((
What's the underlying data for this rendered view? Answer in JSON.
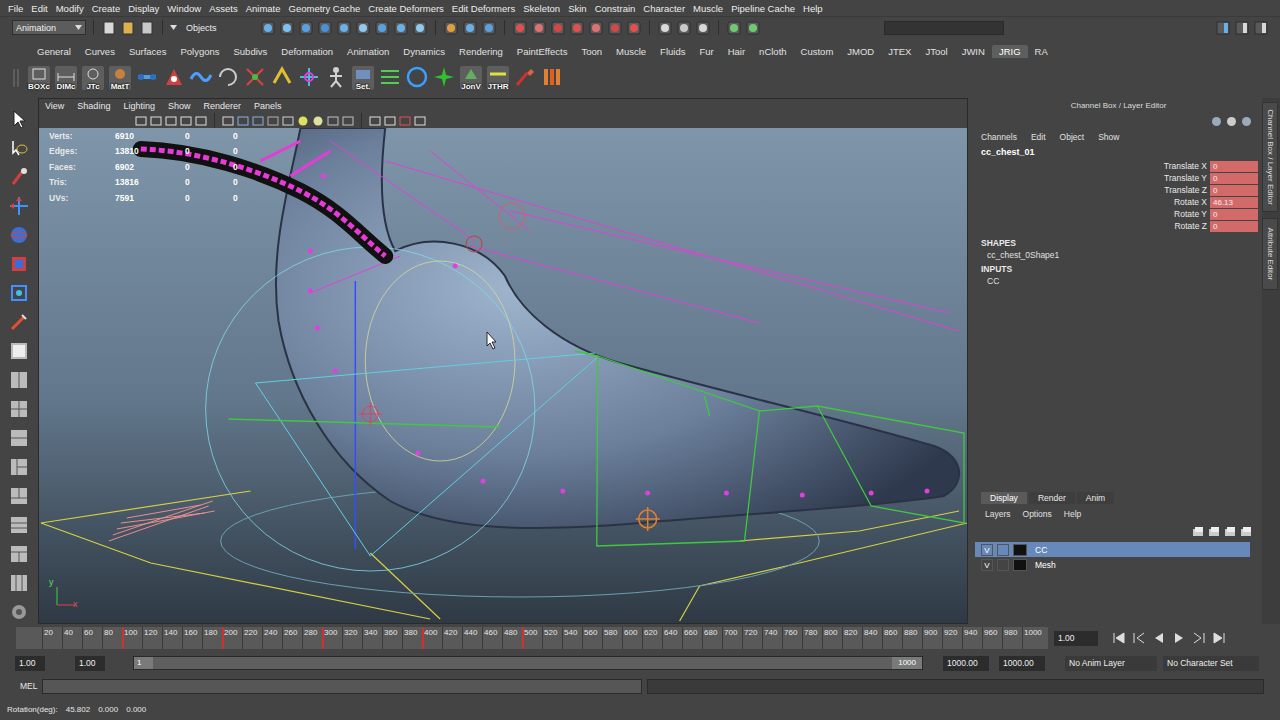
{
  "menubar": [
    "File",
    "Edit",
    "Modify",
    "Create",
    "Display",
    "Window",
    "Assets",
    "Animate",
    "Geometry Cache",
    "Create Deformers",
    "Edit Deformers",
    "Skeleton",
    "Skin",
    "Constrain",
    "Character",
    "Muscle",
    "Pipeline Cache",
    "Help"
  ],
  "status_line": {
    "mode": "Animation",
    "selection_mode": "Objects"
  },
  "shelf": {
    "tabs": [
      {
        "label": "General",
        "selected": false
      },
      {
        "label": "Curves",
        "selected": false
      },
      {
        "label": "Surfaces",
        "selected": false
      },
      {
        "label": "Polygons",
        "selected": false
      },
      {
        "label": "Subdivs",
        "selected": false
      },
      {
        "label": "Deformation",
        "selected": false
      },
      {
        "label": "Animation",
        "selected": false
      },
      {
        "label": "Dynamics",
        "selected": false
      },
      {
        "label": "Rendering",
        "selected": false
      },
      {
        "label": "PaintEffects",
        "selected": false
      },
      {
        "label": "Toon",
        "selected": false
      },
      {
        "label": "Muscle",
        "selected": false
      },
      {
        "label": "Fluids",
        "selected": false
      },
      {
        "label": "Fur",
        "selected": false
      },
      {
        "label": "Hair",
        "selected": false
      },
      {
        "label": "nCloth",
        "selected": false
      },
      {
        "label": "Custom",
        "selected": false
      },
      {
        "label": "JMOD",
        "selected": false
      },
      {
        "label": "JTEX",
        "selected": false
      },
      {
        "label": "JTool",
        "selected": false
      },
      {
        "label": "JWIN",
        "selected": false
      },
      {
        "label": "JRIG",
        "selected": true
      },
      {
        "label": "RA",
        "selected": false
      }
    ],
    "buttons": [
      {
        "kind": "labeled",
        "label": "BOXc"
      },
      {
        "kind": "labeled",
        "label": "DIMc"
      },
      {
        "kind": "labeled",
        "label": "JTc"
      },
      {
        "kind": "labeled",
        "label": "MatT"
      },
      {
        "kind": "icon"
      },
      {
        "kind": "icon"
      },
      {
        "kind": "icon"
      },
      {
        "kind": "icon"
      },
      {
        "kind": "icon"
      },
      {
        "kind": "icon"
      },
      {
        "kind": "icon"
      },
      {
        "kind": "icon"
      },
      {
        "kind": "labeled",
        "label": "Set."
      },
      {
        "kind": "icon"
      },
      {
        "kind": "icon"
      },
      {
        "kind": "icon"
      },
      {
        "kind": "labeled",
        "label": "JonV"
      },
      {
        "kind": "labeled",
        "label": "JTHR"
      },
      {
        "kind": "icon"
      },
      {
        "kind": "icon"
      }
    ]
  },
  "viewport": {
    "menu": [
      "View",
      "Shading",
      "Lighting",
      "Show",
      "Renderer",
      "Panels"
    ],
    "hud": [
      {
        "label": "Verts:",
        "values": [
          "6910",
          "0",
          "0"
        ]
      },
      {
        "label": "Edges:",
        "values": [
          "13810",
          "0",
          "0"
        ]
      },
      {
        "label": "Faces:",
        "values": [
          "6902",
          "0",
          "0"
        ]
      },
      {
        "label": "Tris:",
        "values": [
          "13816",
          "0",
          "0"
        ]
      },
      {
        "label": "UVs:",
        "values": [
          "7591",
          "0",
          "0"
        ]
      }
    ],
    "axis": {
      "y": "y",
      "x": "x"
    }
  },
  "channel_box": {
    "title": "Channel Box / Layer Editor",
    "menu": [
      "Channels",
      "Edit",
      "Object",
      "Show"
    ],
    "object": "cc_chest_01",
    "attributes": [
      {
        "name": "Translate X",
        "value": "0",
        "keyed": true
      },
      {
        "name": "Translate Y",
        "value": "0",
        "keyed": true
      },
      {
        "name": "Translate Z",
        "value": "0",
        "keyed": true
      },
      {
        "name": "Rotate X",
        "value": "46.13",
        "keyed": true
      },
      {
        "name": "Rotate Y",
        "value": "0",
        "keyed": true
      },
      {
        "name": "Rotate Z",
        "value": "0",
        "keyed": true
      }
    ],
    "shapes_header": "SHAPES",
    "shapes": [
      "cc_chest_0Shape1"
    ],
    "inputs_header": "INPUTS",
    "inputs": [
      "CC"
    ]
  },
  "layer_editor": {
    "tabs": [
      {
        "label": "Display",
        "selected": true
      },
      {
        "label": "Render",
        "selected": false
      },
      {
        "label": "Anim",
        "selected": false
      }
    ],
    "menu": [
      "Layers",
      "Options",
      "Help"
    ],
    "layers": [
      {
        "visibility": "V",
        "name": "CC",
        "selected": true
      },
      {
        "visibility": "V",
        "name": "Mesh",
        "selected": false
      }
    ]
  },
  "side_tabs": [
    "Channel Box / Layer Editor",
    "Attribute Editor"
  ],
  "timeline": {
    "ticks": [
      "20",
      "40",
      "60",
      "80",
      "100",
      "120",
      "140",
      "160",
      "180",
      "200",
      "220",
      "240",
      "260",
      "280",
      "300",
      "320",
      "340",
      "360",
      "380",
      "400",
      "420",
      "440",
      "460",
      "480",
      "500",
      "520",
      "540",
      "560",
      "580",
      "600",
      "620",
      "640",
      "660",
      "680",
      "700",
      "720",
      "740",
      "760",
      "780",
      "800",
      "820",
      "840",
      "860",
      "880",
      "900",
      "920",
      "940",
      "960",
      "980",
      "1000"
    ],
    "keys": [
      100,
      200,
      300,
      400,
      500
    ],
    "current_time": "1.00"
  },
  "range": {
    "start": "1.00",
    "playback_start": "1.00",
    "slider_start": "1",
    "slider_end": "1000",
    "playback_end": "1000.00",
    "end": "1000.00",
    "anim_layer": "No Anim Layer",
    "character_set": "No Character Set"
  },
  "command_line": {
    "language": "MEL"
  },
  "help_line": {
    "label": "Rotation(deg):",
    "values": [
      "45.802",
      "0.000",
      "0.000"
    ]
  }
}
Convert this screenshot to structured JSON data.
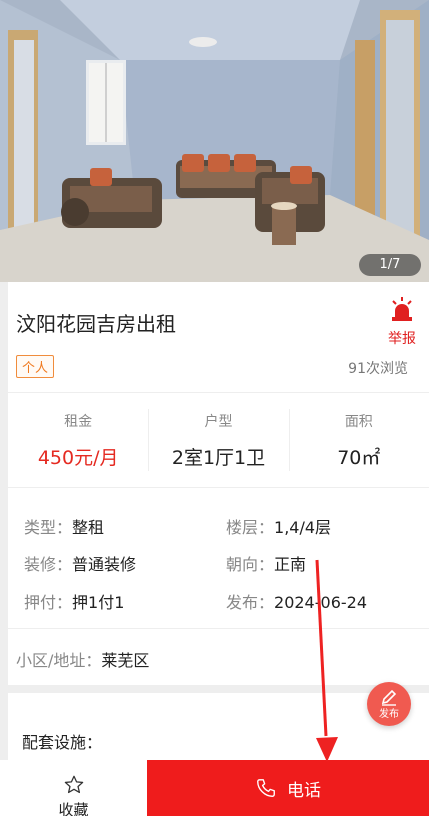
{
  "gallery": {
    "counter": "1/7"
  },
  "listing": {
    "title": "汶阳花园吉房出租",
    "report_label": "举报",
    "tag": "个人",
    "views": "91次浏览"
  },
  "stats": [
    {
      "label": "租金",
      "value": "450元/月"
    },
    {
      "label": "户型",
      "value": "2室1厅1卫"
    },
    {
      "label": "面积",
      "value": "70㎡"
    }
  ],
  "details": {
    "type_label": "类型：",
    "type_value": "整租",
    "floor_label": "楼层：",
    "floor_value": "1,4/4层",
    "decor_label": "装修：",
    "decor_value": "普通装修",
    "orient_label": "朝向：",
    "orient_value": "正南",
    "deposit_label": "押付：",
    "deposit_value": "押1付1",
    "publish_label": "发布：",
    "publish_value": "2024-06-24"
  },
  "address": {
    "label": "小区/地址：",
    "value": "莱芜区"
  },
  "facilities": {
    "label": "配套设施："
  },
  "publish_button": {
    "label": "发布"
  },
  "bottom_bar": {
    "favorite_label": "收藏",
    "call_label": "电话"
  },
  "colors": {
    "accent_red": "#ef1c1c",
    "price_red": "#e52a21",
    "tag_orange": "#f07a20",
    "publish_bg": "#f05a50"
  },
  "icons": [
    "alarm-icon",
    "pencil-icon",
    "star-icon",
    "phone-icon"
  ]
}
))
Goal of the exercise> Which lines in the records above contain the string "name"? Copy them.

Written answer>
        "name": "Translate X",
        "name": "Translate Y",
        "name": "Translate Z",
        "name": "Rotate X",
        "name": "Rotate Y",
        "name": "Rotate Z",
        "name": "CC",
        "name": "Mesh",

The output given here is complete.